Exercise prompt:
Go through the listing below and work out how many lines hold "title"; reply with the figure alone.

Records for this exercise:
::::::::

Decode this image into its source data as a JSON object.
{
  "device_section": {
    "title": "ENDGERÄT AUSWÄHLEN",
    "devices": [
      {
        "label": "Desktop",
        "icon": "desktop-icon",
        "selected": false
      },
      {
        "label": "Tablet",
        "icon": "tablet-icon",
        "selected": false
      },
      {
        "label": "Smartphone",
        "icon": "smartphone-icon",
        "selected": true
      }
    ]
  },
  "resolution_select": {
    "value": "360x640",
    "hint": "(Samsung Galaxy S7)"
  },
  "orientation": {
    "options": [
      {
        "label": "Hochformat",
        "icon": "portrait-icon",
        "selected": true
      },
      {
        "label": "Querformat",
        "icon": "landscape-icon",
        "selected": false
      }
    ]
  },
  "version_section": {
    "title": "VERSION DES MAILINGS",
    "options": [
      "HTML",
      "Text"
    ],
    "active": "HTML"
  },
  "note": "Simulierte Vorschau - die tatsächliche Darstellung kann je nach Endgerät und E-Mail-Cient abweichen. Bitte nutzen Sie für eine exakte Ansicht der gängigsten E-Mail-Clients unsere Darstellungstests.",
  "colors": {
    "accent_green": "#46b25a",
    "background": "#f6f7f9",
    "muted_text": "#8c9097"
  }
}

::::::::

Exercise response:
2